This short film on artist Andy Goldsworthy seriously caught my attention yesterday, possibly because it brings back memories of ‘Rivers and Tides’, a documentary portrait of Andy Goldsworthy by Thomas Riedelsheimer made over ten years ago. You should 100% watch the trailer to the film on youtube if you get a chance, I was mesmerised by his patience and how he pushes his work right to the edge, often to the point of collapse. If you see the trailer you’ll understand what I mean by this.
A couple of things that I’ve always admired about Andy is his unique style and his connection with nature, he’s always exploring to express his creativity. It must be crazy the amount of locations that he’s actually visited and the experiences that he’s had throughout his lifetime. Interestingly, I see a lot of connections between his work and the creatives that I admire in other sectors, you often see common traits between these well-accomplished individuals.

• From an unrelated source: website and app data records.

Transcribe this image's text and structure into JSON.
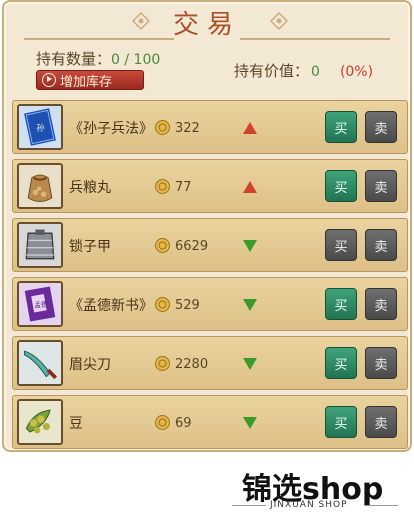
{
  "header": {
    "title": "交易"
  },
  "holdings": {
    "label": "持有数量：",
    "count": "0 / 100"
  },
  "add_storage": {
    "label": "增加库存"
  },
  "holding_value": {
    "label": "持有价值：",
    "value": "0",
    "percent": "(0%)"
  },
  "buttons": {
    "buy_label": "买",
    "sell_label": "卖"
  },
  "colors": {
    "trend_up": "#d2432b",
    "trend_down": "#3a9a2a",
    "button_active": "#2d8a63",
    "button_disabled": "#5a5a5a"
  },
  "items": [
    {
      "name": "《孙子兵法》",
      "price": "322",
      "trend": "up",
      "icon": "blue-book-icon",
      "buy_enabled": true,
      "sell_enabled": false
    },
    {
      "name": "兵粮丸",
      "price": "77",
      "trend": "up",
      "icon": "grain-sack-icon",
      "buy_enabled": true,
      "sell_enabled": false
    },
    {
      "name": "锁子甲",
      "price": "6629",
      "trend": "down",
      "icon": "chainmail-icon",
      "buy_enabled": false,
      "sell_enabled": false
    },
    {
      "name": "《孟德新书》",
      "price": "529",
      "trend": "down",
      "icon": "purple-book-icon",
      "buy_enabled": true,
      "sell_enabled": false
    },
    {
      "name": "眉尖刀",
      "price": "2280",
      "trend": "down",
      "icon": "blade-icon",
      "buy_enabled": true,
      "sell_enabled": false
    },
    {
      "name": "豆",
      "price": "69",
      "trend": "down",
      "icon": "beans-icon",
      "buy_enabled": true,
      "sell_enabled": false
    }
  ],
  "watermark": {
    "text": "锦选shop",
    "subtext": "JINXUAN SHOP"
  }
}
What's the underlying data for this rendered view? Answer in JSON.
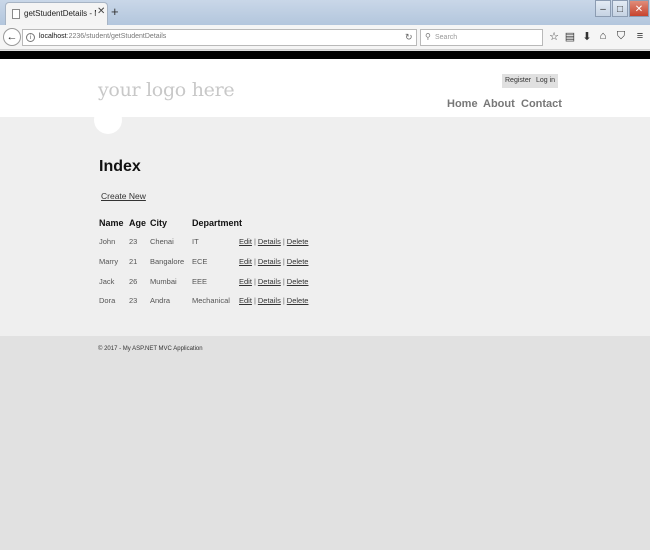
{
  "browser": {
    "tab_title": "getStudentDetails - My ASP.N",
    "url_host": "localhost",
    "url_rest": ":2236/student/getStudentDetails",
    "search_placeholder": "Search"
  },
  "header": {
    "logo": "your logo here",
    "register": "Register",
    "login": "Log in",
    "menu": [
      "Home",
      "About",
      "Contact"
    ]
  },
  "main": {
    "title": "Index",
    "create_link": "Create New",
    "columns": [
      "Name",
      "Age",
      "City",
      "Department"
    ],
    "rows": [
      {
        "name": "John",
        "age": "23",
        "city": "Chenai",
        "department": "IT"
      },
      {
        "name": "Marry",
        "age": "21",
        "city": "Bangalore",
        "department": "ECE"
      },
      {
        "name": "Jack",
        "age": "26",
        "city": "Mumbai",
        "department": "EEE"
      },
      {
        "name": "Dora",
        "age": "23",
        "city": "Andra",
        "department": "Mechanical"
      }
    ],
    "actions": {
      "edit": "Edit",
      "details": "Details",
      "delete": "Delete",
      "separator": "|"
    }
  },
  "footer": {
    "text": "© 2017 - My ASP.NET MVC Application"
  }
}
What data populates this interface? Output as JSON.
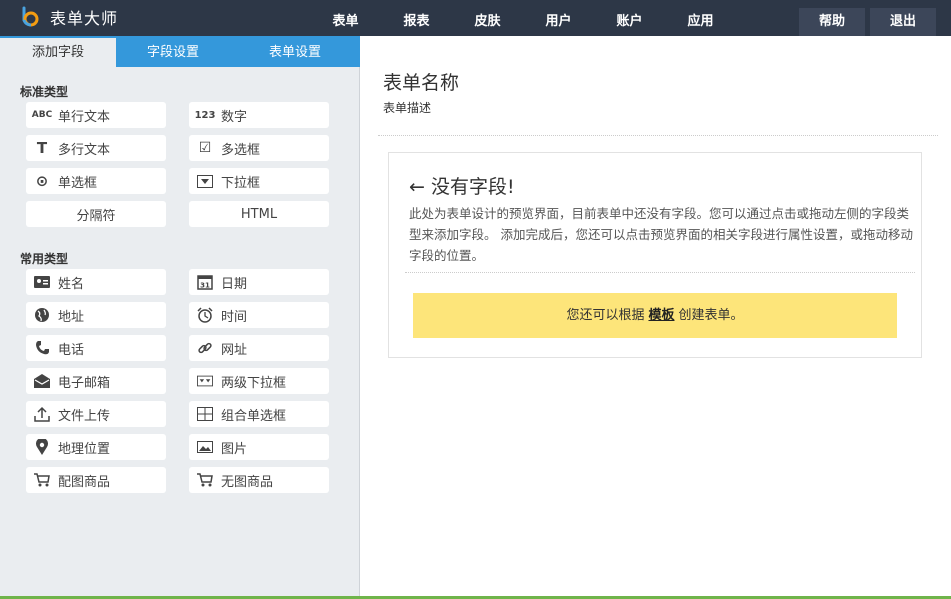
{
  "app": {
    "name": "表单大师",
    "logo_icon": "logo-b-icon"
  },
  "nav": {
    "items": [
      "表单",
      "报表",
      "皮肤",
      "用户",
      "账户",
      "应用"
    ],
    "help_label": "帮助",
    "exit_label": "退出"
  },
  "tabs": [
    {
      "label": "添加字段",
      "active": true
    },
    {
      "label": "字段设置",
      "active": false
    },
    {
      "label": "表单设置",
      "active": false
    }
  ],
  "standard": {
    "title": "标准类型",
    "items": [
      {
        "label": "单行文本",
        "icon": "abc-icon",
        "glyph": "ABC"
      },
      {
        "label": "数字",
        "icon": "number-icon",
        "glyph": "123"
      },
      {
        "label": "多行文本",
        "icon": "text-t-icon",
        "glyph": "T"
      },
      {
        "label": "多选框",
        "icon": "checkbox-icon",
        "glyph": "☑"
      },
      {
        "label": "单选框",
        "icon": "radio-icon",
        "glyph": "⊙"
      },
      {
        "label": "下拉框",
        "icon": "dropdown-icon",
        "glyph": "▾"
      },
      {
        "label": "分隔符",
        "icon": "",
        "glyph": ""
      },
      {
        "label": "HTML",
        "icon": "",
        "glyph": ""
      }
    ]
  },
  "common": {
    "title": "常用类型",
    "items": [
      {
        "label": "姓名",
        "icon": "name-card-icon",
        "glyph": "▬"
      },
      {
        "label": "日期",
        "icon": "calendar-icon",
        "glyph": "31"
      },
      {
        "label": "地址",
        "icon": "globe-icon",
        "glyph": "●"
      },
      {
        "label": "时间",
        "icon": "alarm-clock-icon",
        "glyph": "⏰"
      },
      {
        "label": "电话",
        "icon": "phone-icon",
        "glyph": "✆"
      },
      {
        "label": "网址",
        "icon": "link-icon",
        "glyph": "∞"
      },
      {
        "label": "电子邮箱",
        "icon": "envelope-icon",
        "glyph": "✉"
      },
      {
        "label": "两级下拉框",
        "icon": "two-level-dropdown-icon",
        "glyph": "▾▾"
      },
      {
        "label": "文件上传",
        "icon": "upload-icon",
        "glyph": "⇧"
      },
      {
        "label": "组合单选框",
        "icon": "grid-icon",
        "glyph": "⊞"
      },
      {
        "label": "地理位置",
        "icon": "map-pin-icon",
        "glyph": "●"
      },
      {
        "label": "图片",
        "icon": "image-icon",
        "glyph": "▭"
      },
      {
        "label": "配图商品",
        "icon": "cart-icon",
        "glyph": "🛒"
      },
      {
        "label": "无图商品",
        "icon": "cart-icon",
        "glyph": "🛒"
      }
    ]
  },
  "form": {
    "title": "表单名称",
    "description": "表单描述"
  },
  "empty": {
    "title": "← 没有字段!",
    "text": "此处为表单设计的预览界面，目前表单中还没有字段。您可以通过点击或拖动左侧的字段类型来添加字段。 添加完成后，您还可以点击预览界面的相关字段进行属性设置，或拖动移动字段的位置。",
    "tip_prefix": "您还可以根据",
    "tip_link": "模板",
    "tip_suffix": "创建表单。"
  },
  "colors": {
    "topbar": "#2d3747",
    "tab_blue": "#3498db",
    "tip_yellow": "#fde57a",
    "bottom_green": "#6fb44a"
  }
}
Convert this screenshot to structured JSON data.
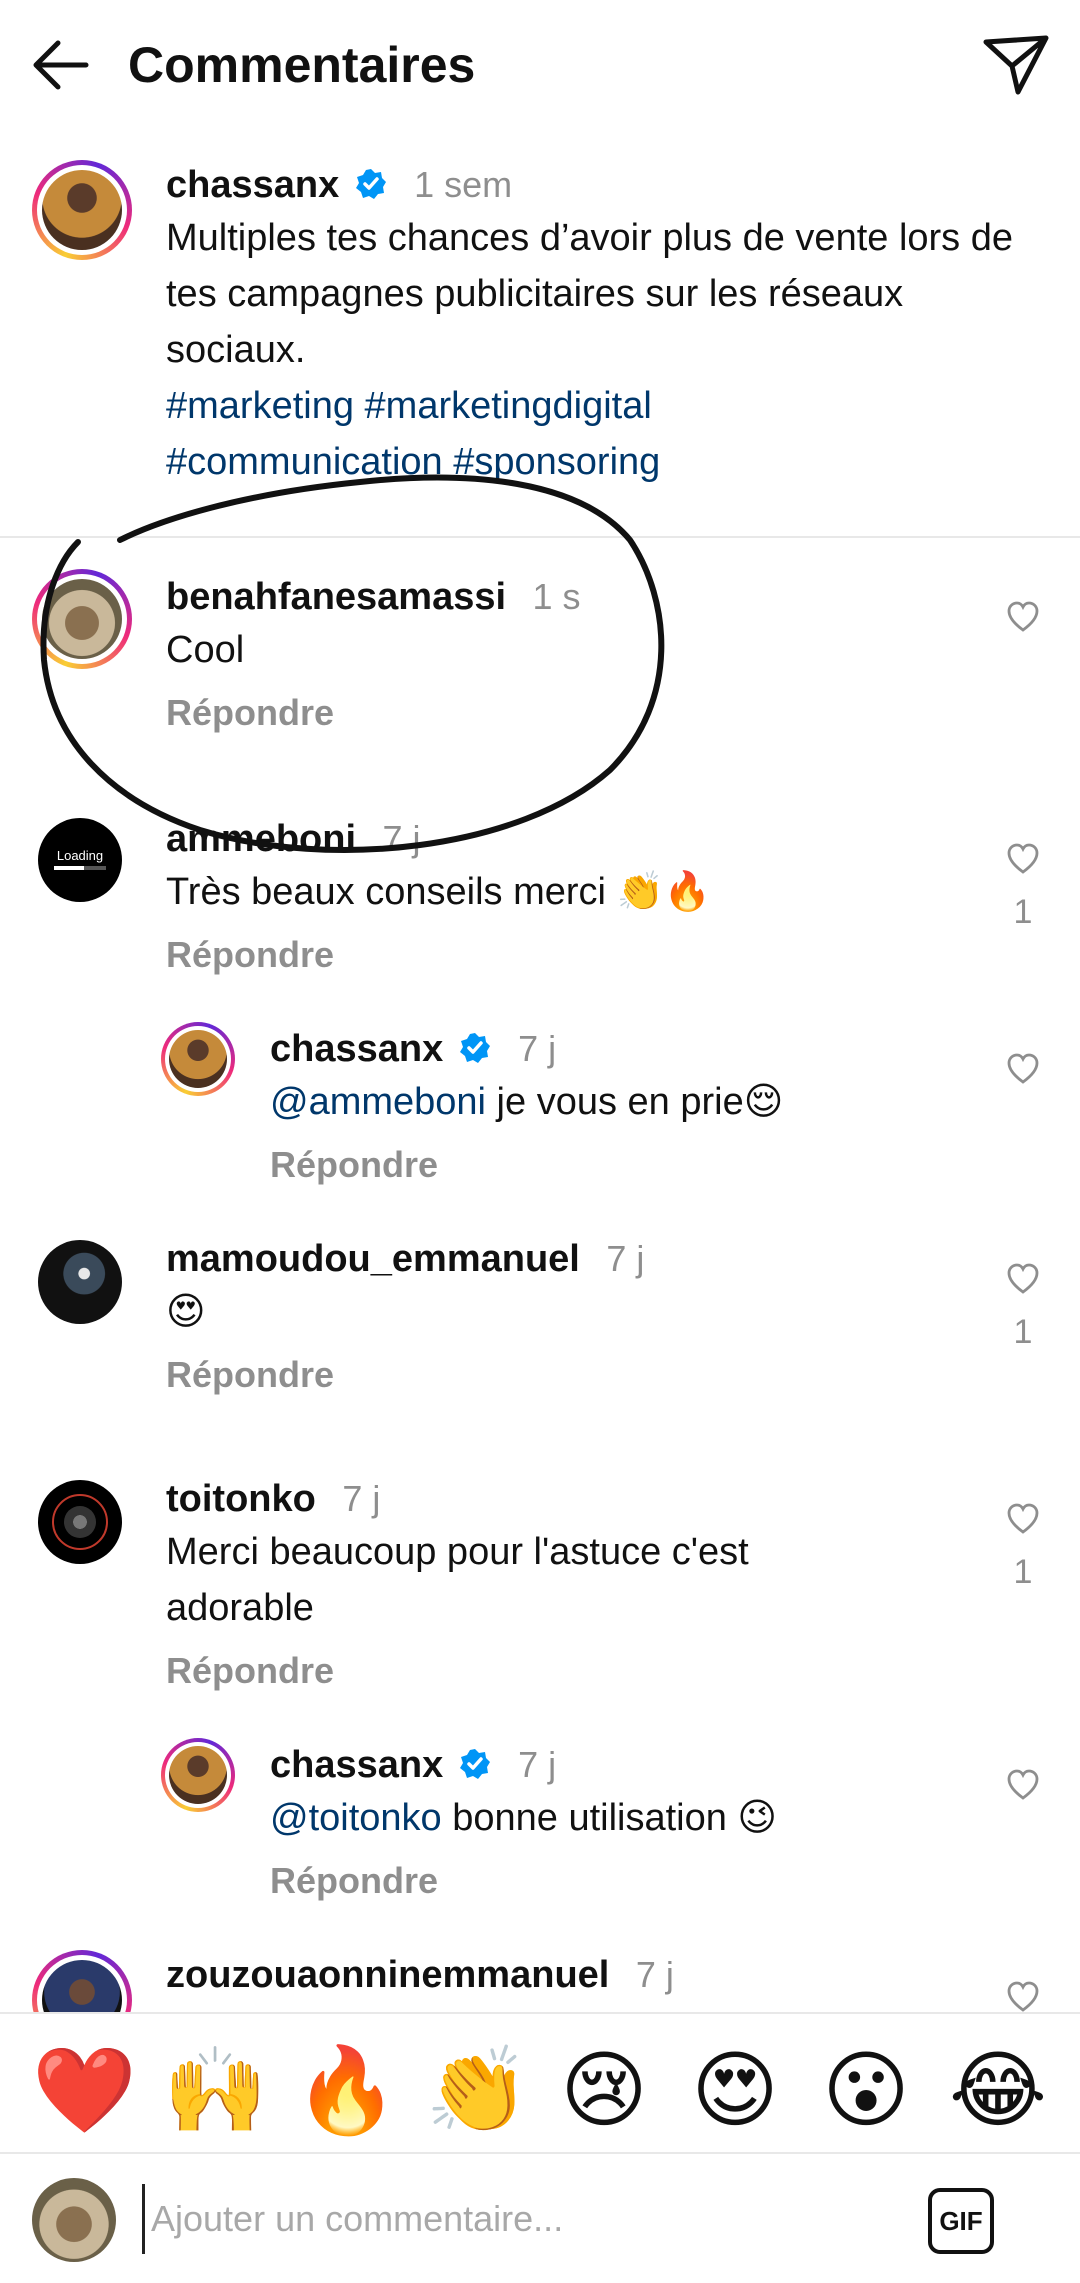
{
  "header": {
    "title": "Commentaires"
  },
  "post": {
    "username": "chassanx",
    "time": "1 sem",
    "caption": "Multiples tes chances d’avoir plus de vente lors de tes campagnes publicitaires sur les réseaux sociaux.",
    "hashtags_line1": "#marketing #marketingdigital",
    "hashtags_line2": "#communication #sponsoring"
  },
  "comments": [
    {
      "username": "benahfanesamassi",
      "time": "1 s",
      "text": "Cool",
      "reply": "Répondre",
      "likes": ""
    },
    {
      "username": "ammeboni",
      "time": "7 j",
      "text": "Très beaux conseils merci 👏🔥",
      "reply": "Répondre",
      "likes": "1"
    },
    {
      "username": "chassanx",
      "time": "7 j",
      "mention": "@ammeboni",
      "text": " je vous en prie😌",
      "reply": "Répondre",
      "likes": ""
    },
    {
      "username": "mamoudou_emmanuel",
      "time": "7 j",
      "text": "😍",
      "reply": "Répondre",
      "likes": "1"
    },
    {
      "username": "toitonko",
      "time": "7 j",
      "text": "Merci beaucoup pour l'astuce c'est adorable",
      "reply": "Répondre",
      "likes": "1"
    },
    {
      "username": "chassanx",
      "time": "7 j",
      "mention": "@toitonko",
      "text": " bonne utilisation 😉",
      "reply": "Répondre",
      "likes": ""
    },
    {
      "username": "zouzouaonninemmanuel",
      "time": "7 j"
    }
  ],
  "avatar_labels": {
    "loading": "Loading"
  },
  "emoji_bar": [
    "❤️",
    "🙌",
    "🔥",
    "👏",
    "😢",
    "😍",
    "😮",
    "😂"
  ],
  "composer": {
    "placeholder": "Ajouter un commentaire...",
    "gif_label": "GIF"
  },
  "colors": {
    "link": "#00376b",
    "muted": "#8e8e8e",
    "verified": "#0095f6"
  }
}
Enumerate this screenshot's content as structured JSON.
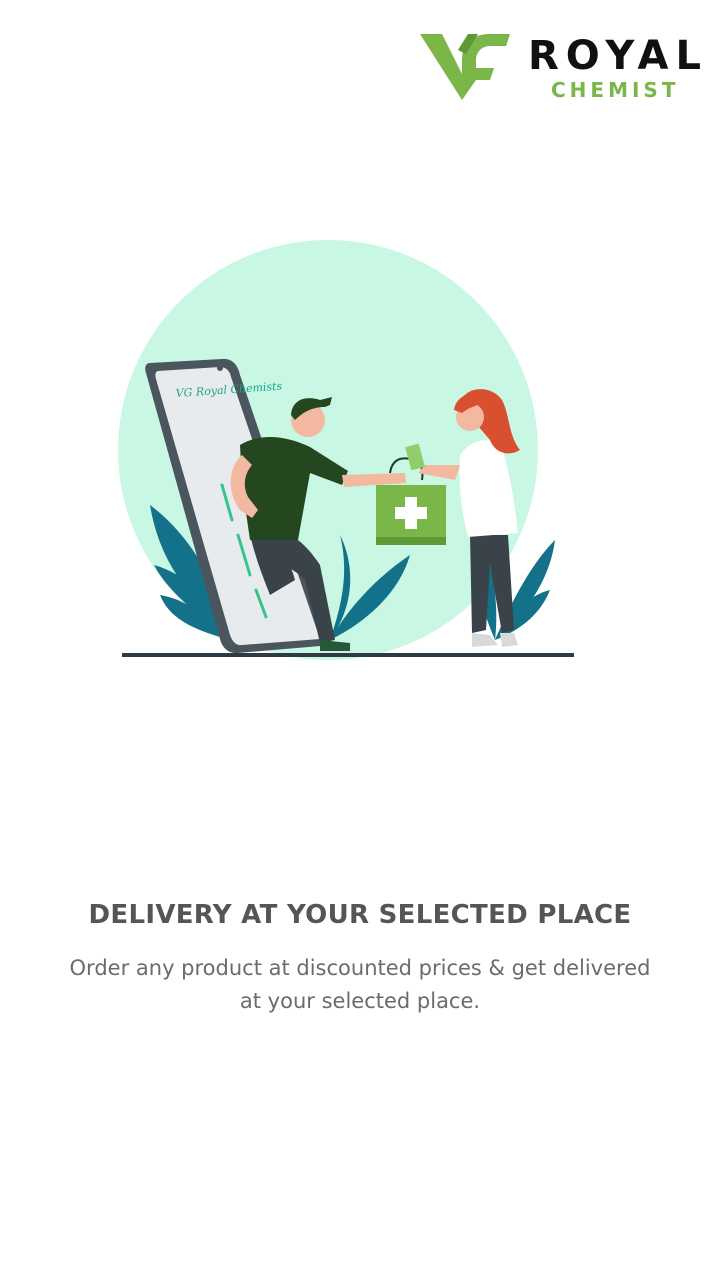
{
  "brand": {
    "name_line1": "ROYAL",
    "name_line2": "CHEMIST",
    "mark_letters": "VG",
    "brand_color": "#7ab648"
  },
  "illustration": {
    "phone_screen_text": "VG Royal Chemists",
    "icon": "delivery-person-handing-medicine-bag-icon",
    "accent_circle_color": "#c8f7e4",
    "bag_color": "#7ab648"
  },
  "onboarding": {
    "title": "DELIVERY AT YOUR SELECTED PLACE",
    "description": "Order any product at discounted prices & get delivered at your selected place."
  }
}
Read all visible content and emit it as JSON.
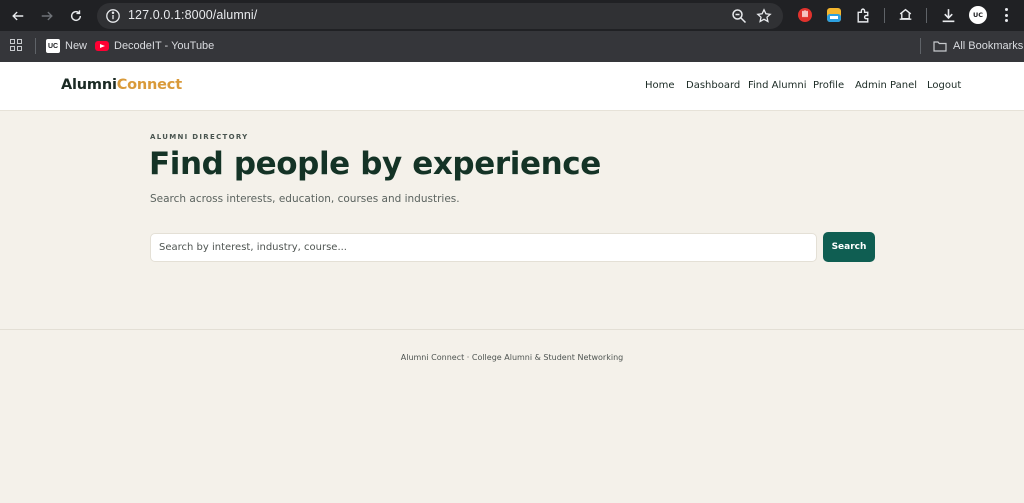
{
  "browser": {
    "url": "127.0.0.1:8000/alumni/",
    "bookmarks": [
      {
        "label": "New",
        "icon": "uc-favicon"
      },
      {
        "label": "DecodeIT - YouTube",
        "icon": "youtube-favicon"
      }
    ],
    "all_bookmarks_label": "All Bookmarks",
    "avatar_initials": "UC"
  },
  "site": {
    "brand_part1": "Alumni",
    "brand_part2": "Connect",
    "brand_accent_color": "#d99a3a",
    "nav": {
      "home": "Home",
      "dashboard": "Dashboard",
      "find_alumni": "Find Alumni",
      "profile": "Profile",
      "admin_panel": "Admin Panel",
      "logout": "Logout"
    }
  },
  "main": {
    "eyebrow": "ALUMNI DIRECTORY",
    "title": "Find people by experience",
    "subtitle": "Search across interests, education, courses and industries.",
    "search_placeholder": "Search by interest, industry, course...",
    "search_button": "Search",
    "primary_color": "#0f5e52"
  },
  "footer": {
    "text": "Alumni Connect · College Alumni & Student Networking"
  }
}
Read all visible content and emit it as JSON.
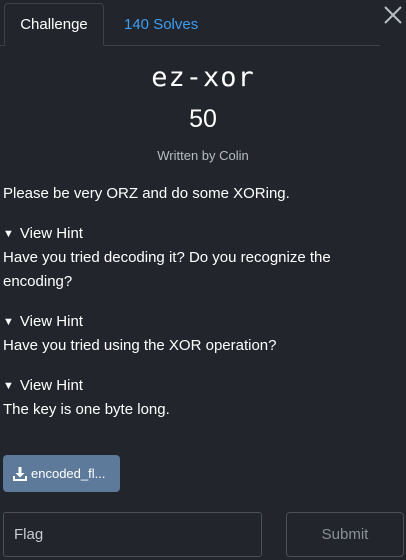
{
  "tabs": {
    "challenge_label": "Challenge",
    "solves_label": "140 Solves"
  },
  "challenge": {
    "name": "ez-xor",
    "points": "50",
    "author": "Written by Colin",
    "description": "Please be very ORZ and do some XORing."
  },
  "hints": [
    {
      "toggle": "View Hint",
      "text": "Have you tried decoding it? Do you recognize the encoding?"
    },
    {
      "toggle": "View Hint",
      "text": "Have you tried using the XOR operation?"
    },
    {
      "toggle": "View Hint",
      "text": "The key is one byte long."
    }
  ],
  "file": {
    "label": "encoded_fl..."
  },
  "submit_form": {
    "flag_placeholder": "Flag",
    "submit_label": "Submit"
  },
  "icons": {
    "close": "close-icon",
    "download": "download-icon",
    "hint_toggle": "triangle-down-icon"
  },
  "colors": {
    "background": "#22252b",
    "tab_link": "#3b9ef5",
    "file_button": "#5d7a9a"
  }
}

The short film that I’m higlighting today is a recent project that took place named ‘Domo de Argila’ in Rio de Janeiro, Brazil. A dome that is scheduled to undo over time, that’s its main feature, the concept of ephemerality which in turn looks at the coexistence between man and nature. The idea that the outer space is built by man, and you have to go inside where it’s a cave made out of clay, transporting yourself back in time.
I feel like everything is well explained in the video below, as it’s quite a long piece overall, so if you watch on you’ll get all the facts and Andy’s thoughts on the project. One thing I would make sure you do is to go and explore Andy’s work first before you put him in one particular box, this is just one of many that he’s worked on over his career, which range from using stone, wood, water and other natural materials. He’s a very talented artist indeed.